• Your goal
Whenever a line in the entries below contains the string "name", copy that line.
BEGIN Extracted data
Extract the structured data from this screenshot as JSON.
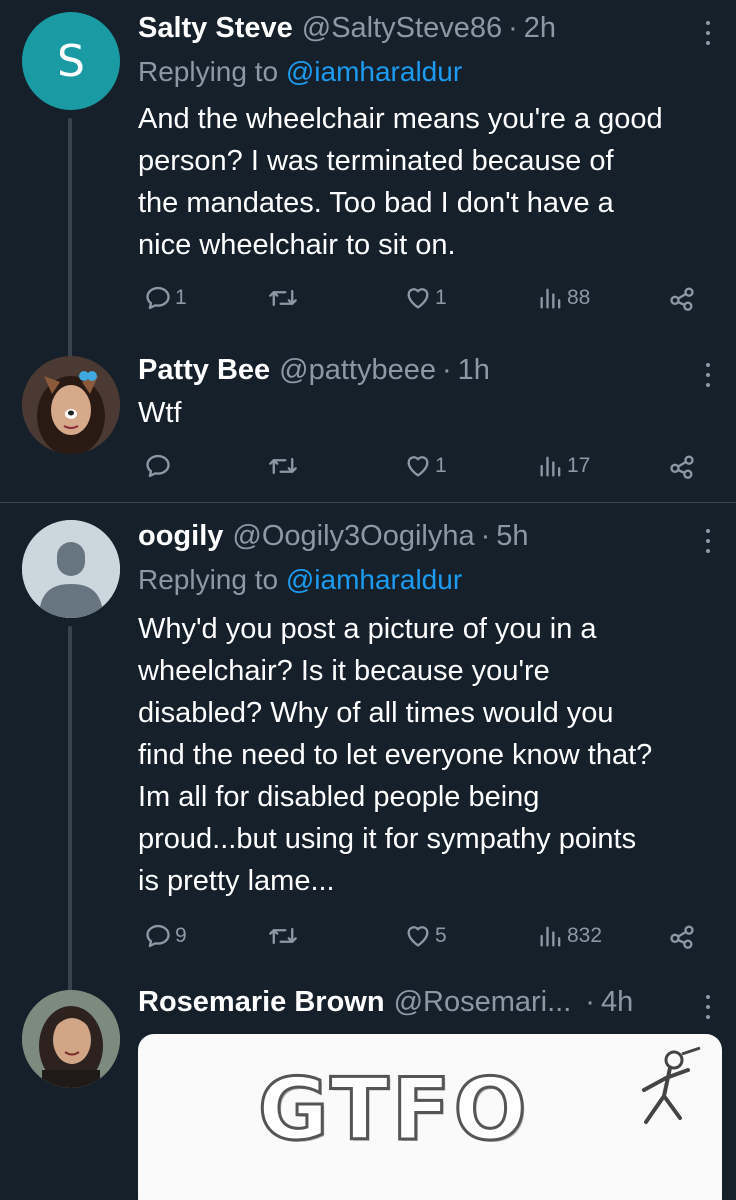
{
  "tweets": [
    {
      "name": "Salty Steve",
      "handle": "@SaltySteve86",
      "time": "2h",
      "avatar_letter": "S",
      "avatar_color": "#1a9ba3",
      "replying_prefix": "Replying to",
      "replying_to": "@iamharaldur",
      "text": "And the wheelchair means you're a good\nperson?  I was terminated because of\nthe mandates.  Too bad I don't have a\nnice wheelchair to sit on.",
      "replies": "1",
      "retweets": "",
      "likes": "1",
      "views": "88"
    },
    {
      "name": "Patty Bee",
      "handle": "@pattybeee",
      "time": "1h",
      "text": "Wtf",
      "replies": "",
      "retweets": "",
      "likes": "1",
      "views": "17"
    },
    {
      "name": "oogily",
      "handle": "@Oogily3Oogilyha",
      "time": "5h",
      "replying_prefix": "Replying to",
      "replying_to": "@iamharaldur",
      "text": "Why'd you post a picture of you in a\nwheelchair? Is it because you're\ndisabled? Why of all times would you\nfind the need to let everyone know that?\nIm all for disabled people being\nproud...but using it for sympathy points\nis pretty lame...",
      "replies": "9",
      "retweets": "",
      "likes": "5",
      "views": "832"
    },
    {
      "name": "Rosemarie Brown",
      "handle": "@Rosemari...",
      "time": "4h",
      "media_text": "GTFO"
    }
  ],
  "colors": {
    "background": "#15202b",
    "text_secondary": "#8b98a5",
    "link": "#1d9bf0",
    "divider": "#38444d"
  },
  "icons": [
    "more-icon",
    "reply-icon",
    "retweet-icon",
    "like-icon",
    "views-icon",
    "share-icon"
  ]
}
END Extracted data
• Task answer
      "name": "Salty Steve",
      "name": "Patty Bee",
      "name": "oogily",
      "name": "Rosemarie Brown",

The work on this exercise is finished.